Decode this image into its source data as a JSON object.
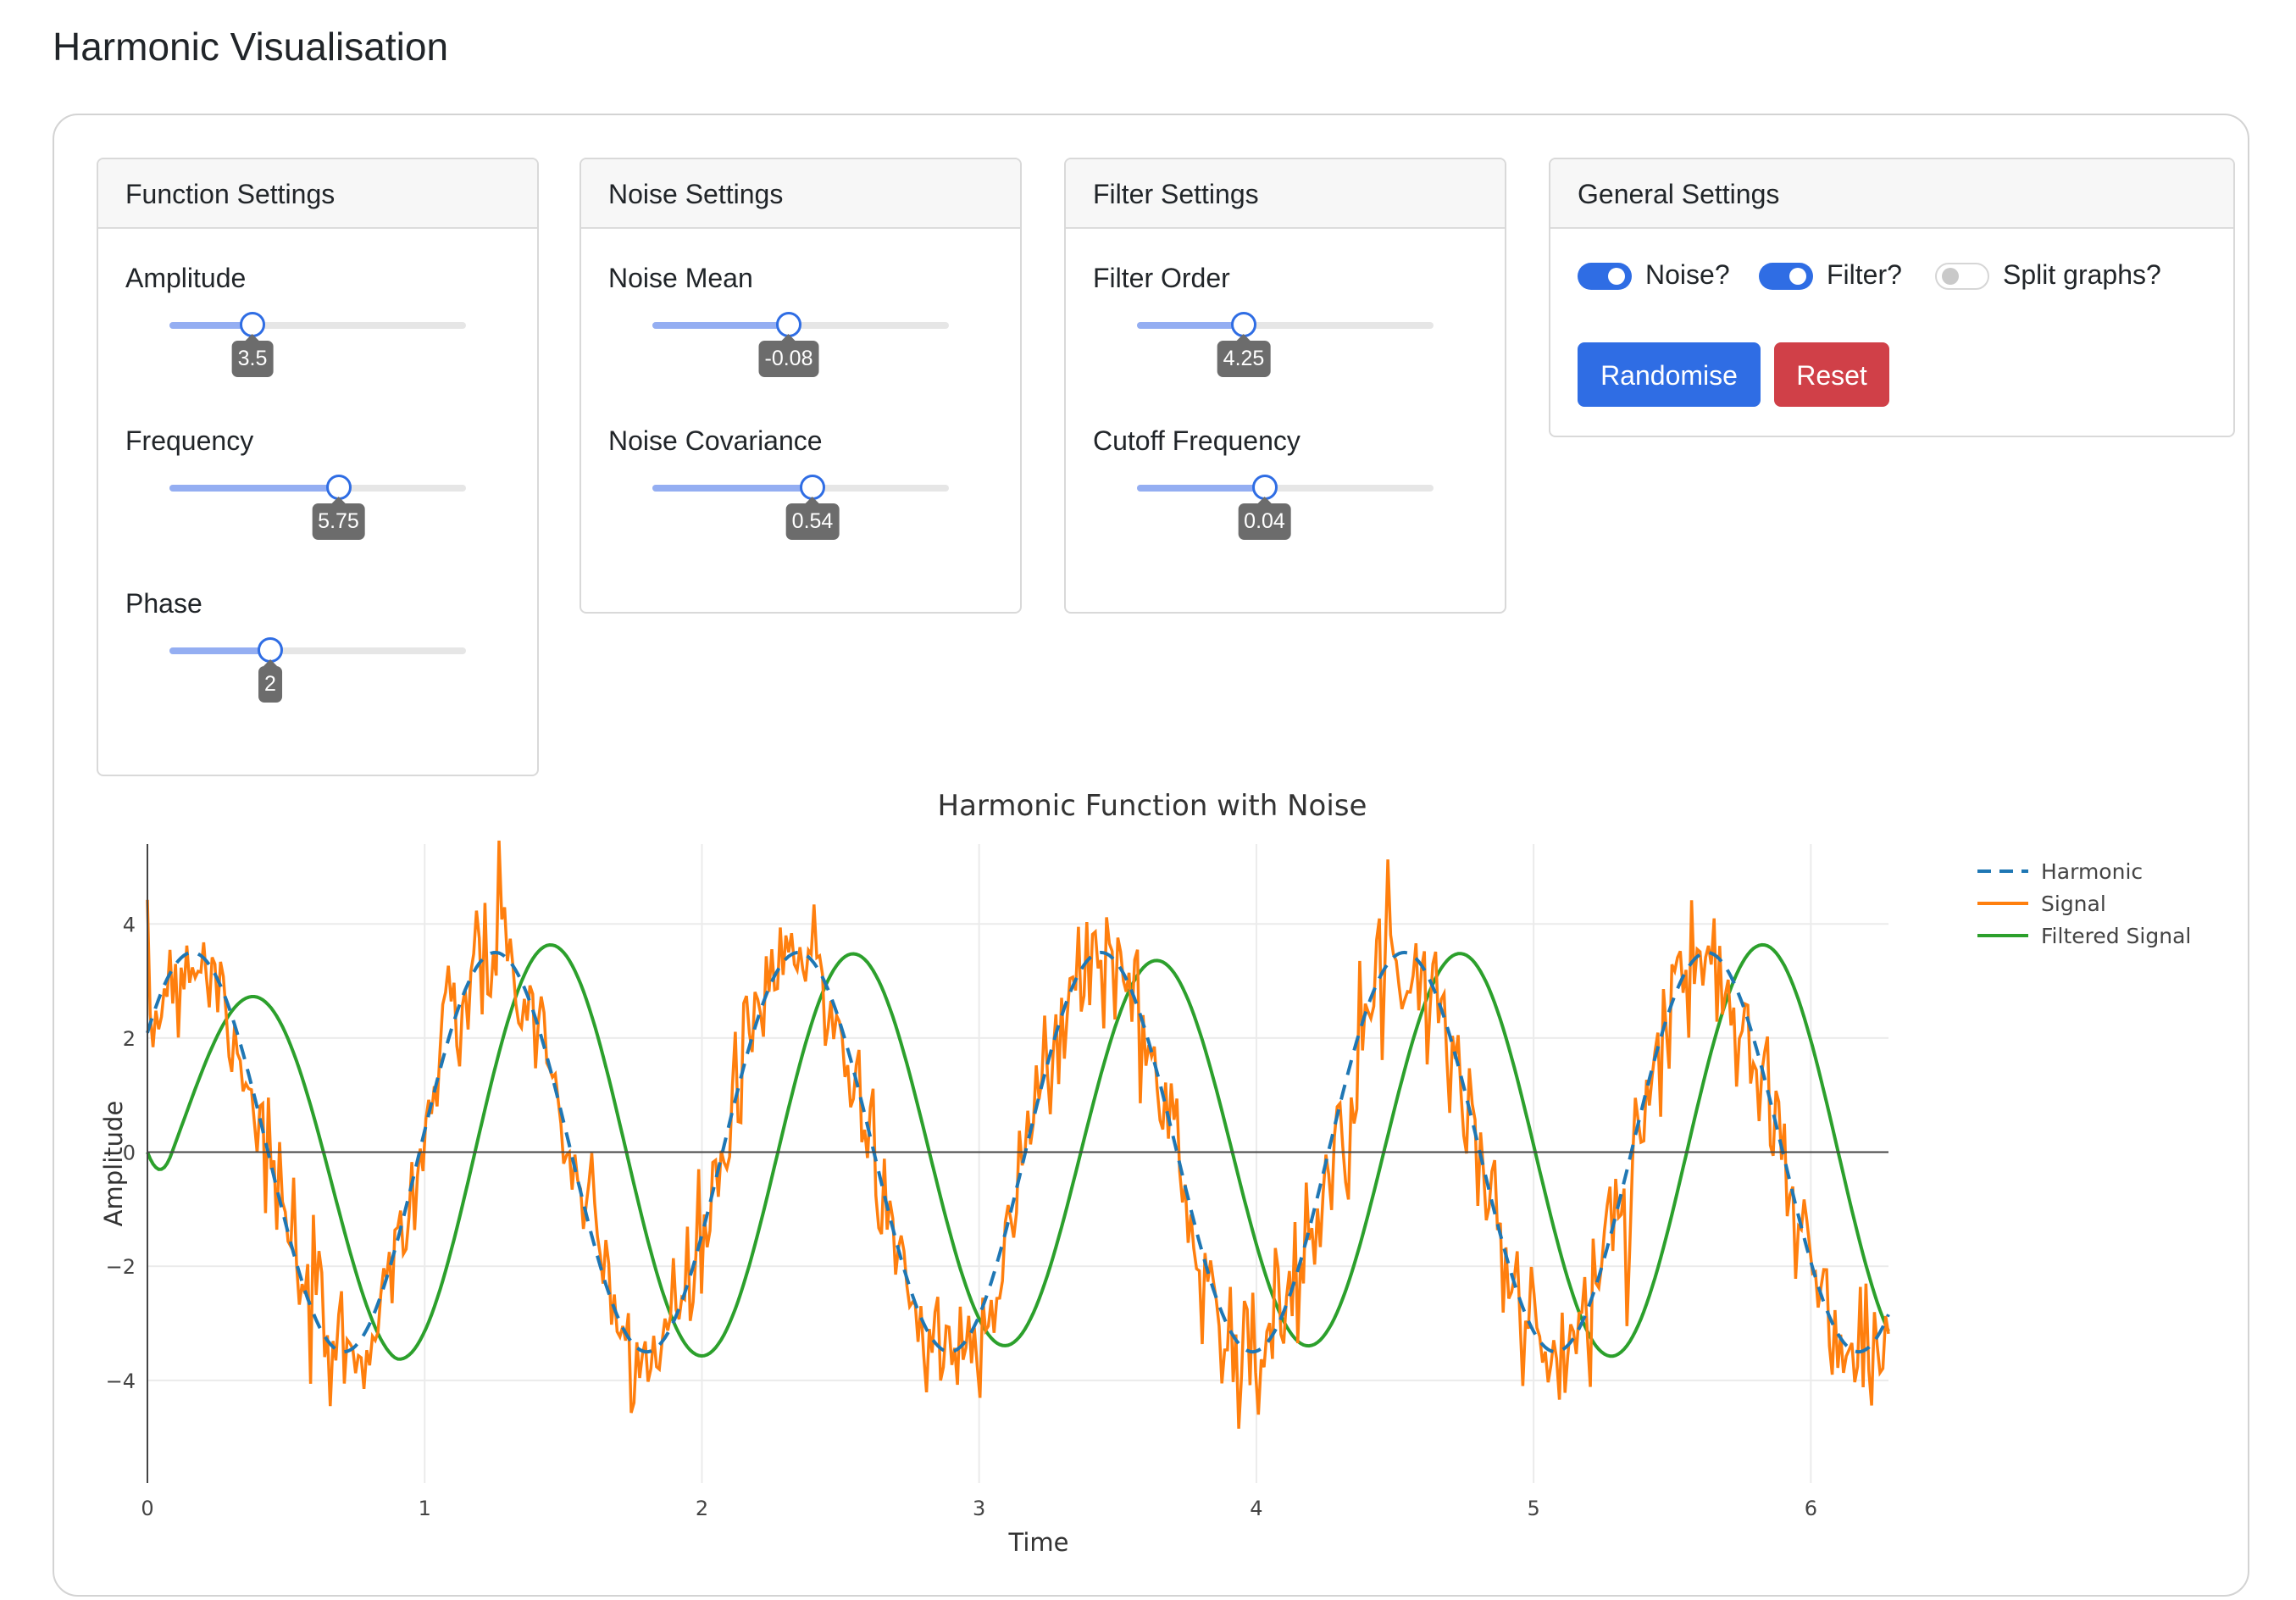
{
  "page": {
    "title": "Harmonic Visualisation"
  },
  "function_settings": {
    "header": "Function Settings",
    "sliders": [
      {
        "label": "Amplitude",
        "value_label": "3.5",
        "fraction": 0.28
      },
      {
        "label": "Frequency",
        "value_label": "5.75",
        "fraction": 0.57
      },
      {
        "label": "Phase",
        "value_label": "2",
        "fraction": 0.34
      }
    ]
  },
  "noise_settings": {
    "header": "Noise Settings",
    "sliders": [
      {
        "label": "Noise Mean",
        "value_label": "-0.08",
        "fraction": 0.46
      },
      {
        "label": "Noise Covariance",
        "value_label": "0.54",
        "fraction": 0.54
      }
    ]
  },
  "filter_settings": {
    "header": "Filter Settings",
    "sliders": [
      {
        "label": "Filter Order",
        "value_label": "4.25",
        "fraction": 0.36
      },
      {
        "label": "Cutoff Frequency",
        "value_label": "0.04",
        "fraction": 0.43
      }
    ]
  },
  "general_settings": {
    "header": "General Settings",
    "toggles": [
      {
        "label": "Noise?",
        "on": true
      },
      {
        "label": "Filter?",
        "on": true
      },
      {
        "label": "Split graphs?",
        "on": false
      }
    ],
    "randomise_label": "Randomise",
    "reset_label": "Reset"
  },
  "chart_data": {
    "type": "line",
    "title": "Harmonic Function with Noise",
    "xlabel": "Time",
    "ylabel": "Amplitude",
    "xlim": [
      0,
      6.28
    ],
    "ylim": [
      -5.8,
      5.4
    ],
    "x_ticks": [
      0,
      1,
      2,
      3,
      4,
      5,
      6
    ],
    "x_tick_labels": [
      "0",
      "1",
      "2",
      "3",
      "4",
      "5",
      "6"
    ],
    "y_ticks": [
      -4,
      -2,
      0,
      2,
      4
    ],
    "y_tick_labels": [
      "−4",
      "−2",
      "0",
      "2",
      "4"
    ],
    "grid": true,
    "legend_position": "top-right",
    "series": [
      {
        "name": "Harmonic",
        "color": "#1f77b4",
        "dash": "dashed",
        "amplitude": 3.5,
        "frequency": 5.75,
        "phase": 2
      },
      {
        "name": "Signal",
        "color": "#ff7f0e",
        "dash": "solid",
        "noise_mean": -0.08,
        "noise_covariance": 0.54
      },
      {
        "name": "Filtered Signal",
        "color": "#2ca02c",
        "dash": "solid"
      }
    ]
  }
}
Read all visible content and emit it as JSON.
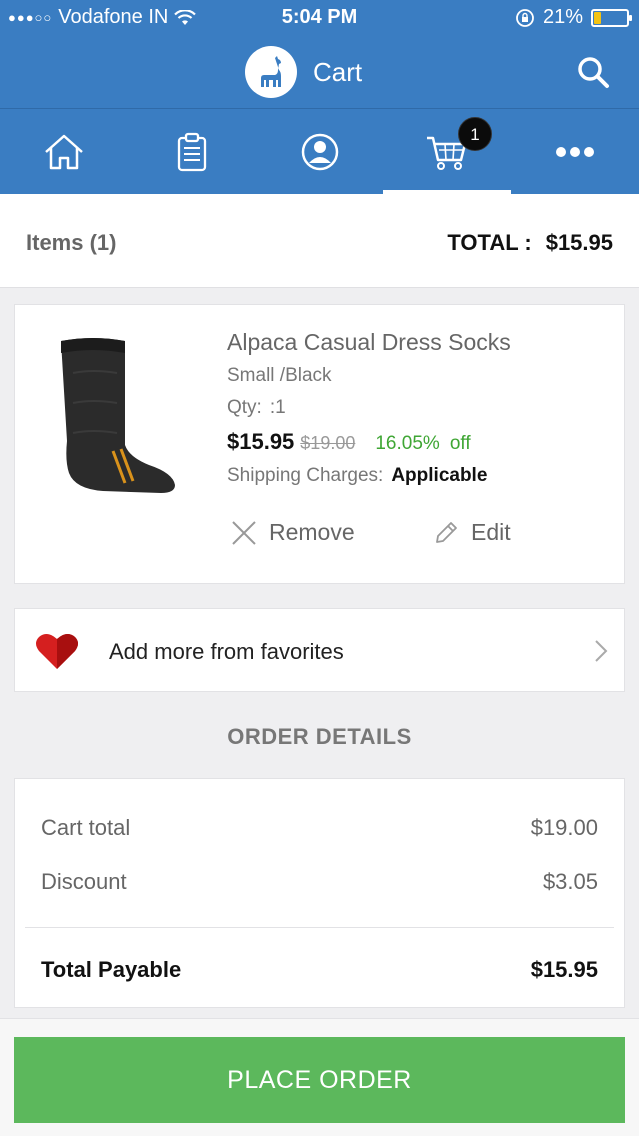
{
  "status_bar": {
    "carrier": "Vodafone IN",
    "time": "5:04 PM",
    "battery": "21%",
    "battery_level": 0.21
  },
  "header": {
    "title": "Cart",
    "logo_icon": "alpaca-icon",
    "search_icon": "search-icon"
  },
  "tabs": [
    {
      "name": "home",
      "icon": "home-icon"
    },
    {
      "name": "orders",
      "icon": "clipboard-icon"
    },
    {
      "name": "account",
      "icon": "user-icon"
    },
    {
      "name": "cart",
      "icon": "cart-icon",
      "badge": "1",
      "active": true
    },
    {
      "name": "more",
      "icon": "more-icon"
    }
  ],
  "summary": {
    "items_label": "Items (1)",
    "total_label": "TOTAL :",
    "total_value": "$15.95"
  },
  "product": {
    "name": "Alpaca Casual Dress Socks",
    "variant": "Small /Black",
    "qty_label": "Qty:",
    "qty_value": ":1",
    "price_now": "$15.95",
    "price_old": "$19.00",
    "discount_pct": "16.05%",
    "discount_suffix": "off",
    "shipping_label": "Shipping Charges:",
    "shipping_value": "Applicable",
    "remove_label": "Remove",
    "edit_label": "Edit"
  },
  "favorites": {
    "label": "Add more from favorites"
  },
  "order_details": {
    "heading": "ORDER DETAILS",
    "cart_total_label": "Cart total",
    "cart_total_value": "$19.00",
    "discount_label": "Discount",
    "discount_value": "$3.05",
    "payable_label": "Total Payable",
    "payable_value": "$15.95"
  },
  "place_order": "PLACE ORDER",
  "colors": {
    "primary": "#3a7dc2",
    "success": "#5cb85c",
    "discount": "#3fa634"
  }
}
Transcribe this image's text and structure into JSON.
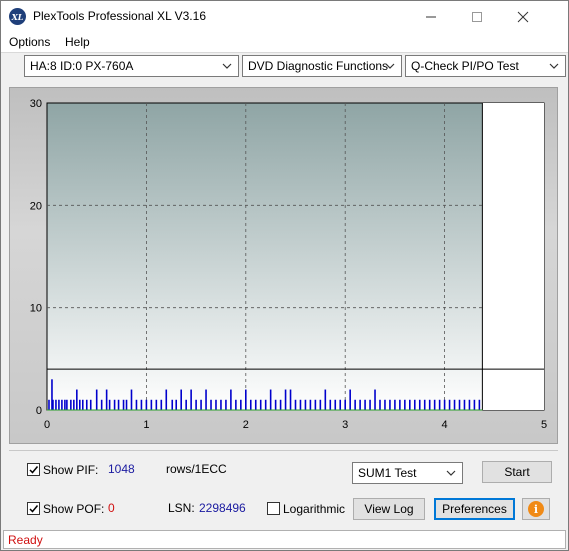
{
  "window": {
    "title": "PlexTools Professional XL V3.16",
    "icon_text": "XL"
  },
  "menu": {
    "options": "Options",
    "help": "Help"
  },
  "toolbar": {
    "drive": "HA:8 ID:0  PX-760A",
    "function": "DVD Diagnostic Functions",
    "test": "Q-Check PI/PO Test"
  },
  "chart_data": {
    "type": "bar",
    "xlim": [
      0,
      5
    ],
    "ylim": [
      0,
      30
    ],
    "x_ticks": [
      "0",
      "1",
      "2",
      "3",
      "4",
      "5"
    ],
    "y_ticks": [
      "0",
      "10",
      "20",
      "30"
    ],
    "grid": true,
    "threshold": 4,
    "scan_end": 4.38,
    "series": [
      {
        "color": "#0000cc",
        "x": [
          0.02,
          0.05,
          0.06,
          0.09,
          0.12,
          0.15,
          0.18,
          0.2,
          0.24,
          0.27,
          0.3,
          0.33,
          0.36,
          0.4,
          0.44,
          0.5,
          0.55,
          0.6,
          0.63,
          0.68,
          0.72,
          0.77,
          0.8,
          0.85,
          0.9,
          0.95,
          1.0,
          1.05,
          1.1,
          1.15,
          1.2,
          1.26,
          1.3,
          1.35,
          1.4,
          1.45,
          1.5,
          1.55,
          1.6,
          1.65,
          1.7,
          1.75,
          1.8,
          1.85,
          1.9,
          1.95,
          2.0,
          2.05,
          2.1,
          2.15,
          2.2,
          2.25,
          2.3,
          2.35,
          2.4,
          2.45,
          2.5,
          2.55,
          2.6,
          2.65,
          2.7,
          2.75,
          2.8,
          2.85,
          2.9,
          2.95,
          3.0,
          3.05,
          3.1,
          3.15,
          3.2,
          3.25,
          3.3,
          3.35,
          3.4,
          3.45,
          3.5,
          3.55,
          3.6,
          3.65,
          3.7,
          3.75,
          3.8,
          3.85,
          3.9,
          3.95,
          4.0,
          4.05,
          4.1,
          4.15,
          4.2,
          4.25,
          4.3,
          4.35
        ],
        "values": [
          1,
          3,
          1,
          1,
          1,
          1,
          1,
          1,
          1,
          1,
          2,
          1,
          1,
          1,
          1,
          2,
          1,
          2,
          1,
          1,
          1,
          1,
          1,
          2,
          1,
          1,
          1,
          1,
          1,
          1,
          2,
          1,
          1,
          2,
          1,
          2,
          1,
          1,
          2,
          1,
          1,
          1,
          1,
          2,
          1,
          1,
          2,
          1,
          1,
          1,
          1,
          2,
          1,
          1,
          2,
          2,
          1,
          1,
          1,
          1,
          1,
          1,
          2,
          1,
          1,
          1,
          1,
          2,
          1,
          1,
          1,
          1,
          2,
          1,
          1,
          1,
          1,
          1,
          1,
          1,
          1,
          1,
          1,
          1,
          1,
          1,
          1,
          1,
          1,
          1,
          1,
          1,
          1,
          1
        ]
      }
    ]
  },
  "controls": {
    "show_pif_label": "Show PIF:",
    "pif_value": "1048",
    "pif_unit": "rows/1ECC",
    "show_pof_label": "Show POF:",
    "pof_value": "0",
    "lsn_label": "LSN:",
    "lsn_value": "2298496",
    "logarithmic_label": "Logarithmic",
    "sum_test": "SUM1 Test",
    "start": "Start",
    "view_log": "View Log",
    "preferences": "Preferences",
    "info_icon_text": "i"
  },
  "status": {
    "text": "Ready"
  }
}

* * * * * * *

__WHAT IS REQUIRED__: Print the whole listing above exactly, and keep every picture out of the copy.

__FINISHED TASK__:
Decode this image into its source data as a JSON object.
{
  "page": {
    "title": "Harmonic Visualisation"
  },
  "function_settings": {
    "header": "Function Settings",
    "sliders": [
      {
        "label": "Amplitude",
        "value_label": "3.5",
        "fraction": 0.28
      },
      {
        "label": "Frequency",
        "value_label": "5.75",
        "fraction": 0.57
      },
      {
        "label": "Phase",
        "value_label": "2",
        "fraction": 0.34
      }
    ]
  },
  "noise_settings": {
    "header": "Noise Settings",
    "sliders": [
      {
        "label": "Noise Mean",
        "value_label": "-0.08",
        "fraction": 0.46
      },
      {
        "label": "Noise Covariance",
        "value_label": "0.54",
        "fraction": 0.54
      }
    ]
  },
  "filter_settings": {
    "header": "Filter Settings",
    "sliders": [
      {
        "label": "Filter Order",
        "value_label": "4.25",
        "fraction": 0.36
      },
      {
        "label": "Cutoff Frequency",
        "value_label": "0.04",
        "fraction": 0.43
      }
    ]
  },
  "general_settings": {
    "header": "General Settings",
    "toggles": [
      {
        "label": "Noise?",
        "on": true
      },
      {
        "label": "Filter?",
        "on": true
      },
      {
        "label": "Split graphs?",
        "on": false
      }
    ],
    "randomise_label": "Randomise",
    "reset_label": "Reset"
  },
  "chart_data": {
    "type": "line",
    "title": "Harmonic Function with Noise",
    "xlabel": "Time",
    "ylabel": "Amplitude",
    "xlim": [
      0,
      6.28
    ],
    "ylim": [
      -5.8,
      5.4
    ],
    "x_ticks": [
      0,
      1,
      2,
      3,
      4,
      5,
      6
    ],
    "x_tick_labels": [
      "0",
      "1",
      "2",
      "3",
      "4",
      "5",
      "6"
    ],
    "y_ticks": [
      -4,
      -2,
      0,
      2,
      4
    ],
    "y_tick_labels": [
      "−4",
      "−2",
      "0",
      "2",
      "4"
    ],
    "grid": true,
    "legend_position": "top-right",
    "series": [
      {
        "name": "Harmonic",
        "color": "#1f77b4",
        "dash": "dashed",
        "amplitude": 3.5,
        "frequency": 5.75,
        "phase": 2
      },
      {
        "name": "Signal",
        "color": "#ff7f0e",
        "dash": "solid",
        "noise_mean": -0.08,
        "noise_covariance": 0.54
      },
      {
        "name": "Filtered Signal",
        "color": "#2ca02c",
        "dash": "solid"
      }
    ]
  }
}
Read all visible content and emit it as JSON.
{
  "status_bar": {
    "carrier": "Vodafone IN",
    "time": "5:04 PM",
    "battery": "21%",
    "battery_level": 0.21
  },
  "header": {
    "title": "Cart",
    "logo_icon": "alpaca-icon",
    "search_icon": "search-icon"
  },
  "tabs": [
    {
      "name": "home",
      "icon": "home-icon"
    },
    {
      "name": "orders",
      "icon": "clipboard-icon"
    },
    {
      "name": "account",
      "icon": "user-icon"
    },
    {
      "name": "cart",
      "icon": "cart-icon",
      "badge": "1",
      "active": true
    },
    {
      "name": "more",
      "icon": "more-icon"
    }
  ],
  "summary": {
    "items_label": "Items (1)",
    "total_label": "TOTAL :",
    "total_value": "$15.95"
  },
  "product": {
    "name": "Alpaca Casual Dress Socks",
    "variant": "Small /Black",
    "qty_label": "Qty:",
    "qty_value": ":1",
    "price_now": "$15.95",
    "price_old": "$19.00",
    "discount_pct": "16.05%",
    "discount_suffix": "off",
    "shipping_label": "Shipping Charges:",
    "shipping_value": "Applicable",
    "remove_label": "Remove",
    "edit_label": "Edit"
  },
  "favorites": {
    "label": "Add more from favorites"
  },
  "order_details": {
    "heading": "ORDER DETAILS",
    "cart_total_label": "Cart total",
    "cart_total_value": "$19.00",
    "discount_label": "Discount",
    "discount_value": "$3.05",
    "payable_label": "Total Payable",
    "payable_value": "$15.95"
  },
  "place_order": "PLACE ORDER",
  "colors": {
    "primary": "#3a7dc2",
    "success": "#5cb85c",
    "discount": "#3fa634"
  }
}
Transcribe this image's text and structure into JSON.
{
  "window": {
    "title": "PlexTools Professional XL V3.16",
    "icon_text": "XL"
  },
  "menu": {
    "options": "Options",
    "help": "Help"
  },
  "toolbar": {
    "drive": "HA:8 ID:0  PX-760A",
    "function": "DVD Diagnostic Functions",
    "test": "Q-Check PI/PO Test"
  },
  "chart_data": {
    "type": "bar",
    "xlim": [
      0,
      5
    ],
    "ylim": [
      0,
      30
    ],
    "x_ticks": [
      "0",
      "1",
      "2",
      "3",
      "4",
      "5"
    ],
    "y_ticks": [
      "0",
      "10",
      "20",
      "30"
    ],
    "grid": true,
    "threshold": 4,
    "scan_end": 4.38,
    "series": [
      {
        "color": "#0000cc",
        "x": [
          0.02,
          0.05,
          0.06,
          0.09,
          0.12,
          0.15,
          0.18,
          0.2,
          0.24,
          0.27,
          0.3,
          0.33,
          0.36,
          0.4,
          0.44,
          0.5,
          0.55,
          0.6,
          0.63,
          0.68,
          0.72,
          0.77,
          0.8,
          0.85,
          0.9,
          0.95,
          1.0,
          1.05,
          1.1,
          1.15,
          1.2,
          1.26,
          1.3,
          1.35,
          1.4,
          1.45,
          1.5,
          1.55,
          1.6,
          1.65,
          1.7,
          1.75,
          1.8,
          1.85,
          1.9,
          1.95,
          2.0,
          2.05,
          2.1,
          2.15,
          2.2,
          2.25,
          2.3,
          2.35,
          2.4,
          2.45,
          2.5,
          2.55,
          2.6,
          2.65,
          2.7,
          2.75,
          2.8,
          2.85,
          2.9,
          2.95,
          3.0,
          3.05,
          3.1,
          3.15,
          3.2,
          3.25,
          3.3,
          3.35,
          3.4,
          3.45,
          3.5,
          3.55,
          3.6,
          3.65,
          3.7,
          3.75,
          3.8,
          3.85,
          3.9,
          3.95,
          4.0,
          4.05,
          4.1,
          4.15,
          4.2,
          4.25,
          4.3,
          4.35
        ],
        "values": [
          1,
          3,
          1,
          1,
          1,
          1,
          1,
          1,
          1,
          1,
          2,
          1,
          1,
          1,
          1,
          2,
          1,
          2,
          1,
          1,
          1,
          1,
          1,
          2,
          1,
          1,
          1,
          1,
          1,
          1,
          2,
          1,
          1,
          2,
          1,
          2,
          1,
          1,
          2,
          1,
          1,
          1,
          1,
          2,
          1,
          1,
          2,
          1,
          1,
          1,
          1,
          2,
          1,
          1,
          2,
          2,
          1,
          1,
          1,
          1,
          1,
          1,
          2,
          1,
          1,
          1,
          1,
          2,
          1,
          1,
          1,
          1,
          2,
          1,
          1,
          1,
          1,
          1,
          1,
          1,
          1,
          1,
          1,
          1,
          1,
          1,
          1,
          1,
          1,
          1,
          1,
          1,
          1,
          1
        ]
      }
    ]
  },
  "controls": {
    "show_pif_label": "Show PIF:",
    "pif_value": "1048",
    "pif_unit": "rows/1ECC",
    "show_pof_label": "Show POF:",
    "pof_value": "0",
    "lsn_label": "LSN:",
    "lsn_value": "2298496",
    "logarithmic_label": "Logarithmic",
    "sum_test": "SUM1 Test",
    "start": "Start",
    "view_log": "View Log",
    "preferences": "Preferences",
    "info_icon_text": "i"
  },
  "status": {
    "text": "Ready"
  }
}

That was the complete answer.